Our group will focus on understanding of the chemistry and physics of solids in the bulk, at the nanoscale, and down to the atomic level. We, therefore, seek to leverage the chemical and molecular control over atomic-level and nanoscale morphological dimensionalities in realizing confined electronic, optical, and quantum phenomena.
Our vision is to take advantage of these tools and create classes of materials that will enable nanoscale confinement in bulk macroscale platforms.
Atomically-precise van der Waals lattices across dimensions
The ability to precisely peel apart weakly-bound building units from a bulk lattice has revolutionized our perception towards the creation of ultra-small and stable solids. The conception of such structures, most notably in graphene and related 2D lattices, has ultimately opened the doors towards the realization of exotic quantum and physical phenomena that transcended disciplines. In the Maxx X Lab, we will explore the chemistry and physics of emergent low-dimensional van der Waals lattices in and beyond 2D—in 1D and 0D. We will probe how crystal structures and dimensionalities influence the behavior of charges, spins, and vibrations in these lattices as they evolve from the bulk down to the nanoscale.
Solid state chemistry in confined spaces

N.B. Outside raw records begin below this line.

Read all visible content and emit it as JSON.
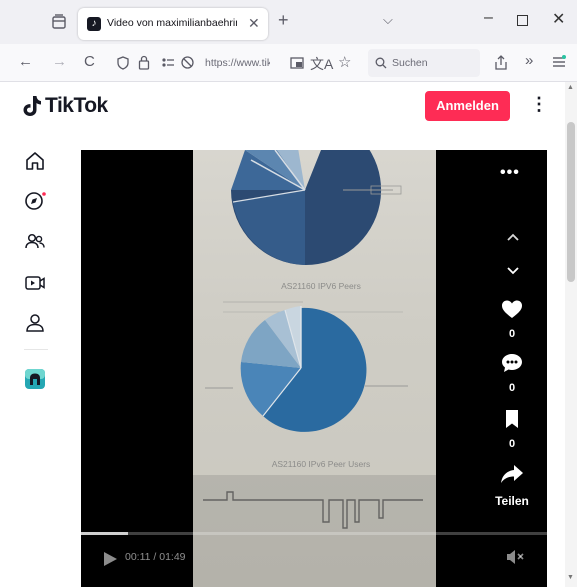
{
  "browser": {
    "tab": {
      "title": "Video von maximilianbaehring",
      "close": "✕"
    },
    "newtab": "+",
    "tabs_menu": "⌵",
    "window": {
      "minimize": "–",
      "close": "✕"
    },
    "nav": {
      "back": "←",
      "forward": "→",
      "reload": "C",
      "url": "https://www.tik",
      "search_placeholder": "Suchen",
      "overflow": "»"
    }
  },
  "tiktok": {
    "logo_text": "TikTok",
    "login_label": "Anmelden",
    "more_label": "⋮",
    "sidebar": [
      {
        "name": "home-icon"
      },
      {
        "name": "explore-icon",
        "badge": true
      },
      {
        "name": "following-icon"
      },
      {
        "name": "live-icon"
      },
      {
        "name": "profile-icon"
      },
      {
        "name": "app-icon"
      }
    ],
    "video": {
      "more": "•••",
      "likes": "0",
      "comments": "0",
      "bookmarks": "0",
      "share_label": "Teilen",
      "time": "00:11 / 01:49",
      "progress": 0.1,
      "frame_text": {
        "caption_top": "AS21160 IPV6 Peers",
        "caption_bottom": "AS21160 IPv6 Peer Users"
      }
    }
  },
  "colors": {
    "accent": "#fe2c55",
    "pie_dark": "#2c4a72",
    "pie_blue": "#2a6aa0",
    "pie_light": "#7ea5c4"
  }
}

Limiting solid state lattices below the dimensions of electronic, photonic, and magnetic coherence lengths, has facilitated the discovery of a plethora of novel physical properties and technological applications which would not have been attainable in the bulk. We will challenge the frontiers of dimensional reduction and nanoscale structuring, down to the sub-nanometer regime, by forging the chemistry of solid state structures in confined spaces. The platforms that we will develop will allow us to understand not only the growth and structure of such confined structures but also the underlying physics that govern the properties of these structures upon extreme confinement. Ultimately, we envision to harness the nascent properties of these structures towards energy conversion and photonic applications.
Low-Dimensional Nanostructures in Hybrid Organic-Inorganic Assemblies
The assembly of organic-linked inorganic molecular units into ordered frameworks opened up a gamut of possibilities in creating materials that amalgamate the advantages of both a molecule and an extended lattice. This intersection between molecular and solid state chemistry has made possible the discovery of new frameworks which, owing to their intrinsic porosities, have been demonstrated to be excellent platforms for a myriad of applications such as in gas storage, renewable energy harnessing, and catalysis. We seek to expand this concept by using low-dimensional inorganic extended lattices as building blocks to create assemblies that combine the highly anisotropic and delocalized charges and spins from the inorganic component with the functionality imparted by the organic linkers. Such class of materials will enable the understanding of phase changes and modulations in these hybrid structures and the realization of next-generation sensing and spintronic platforms.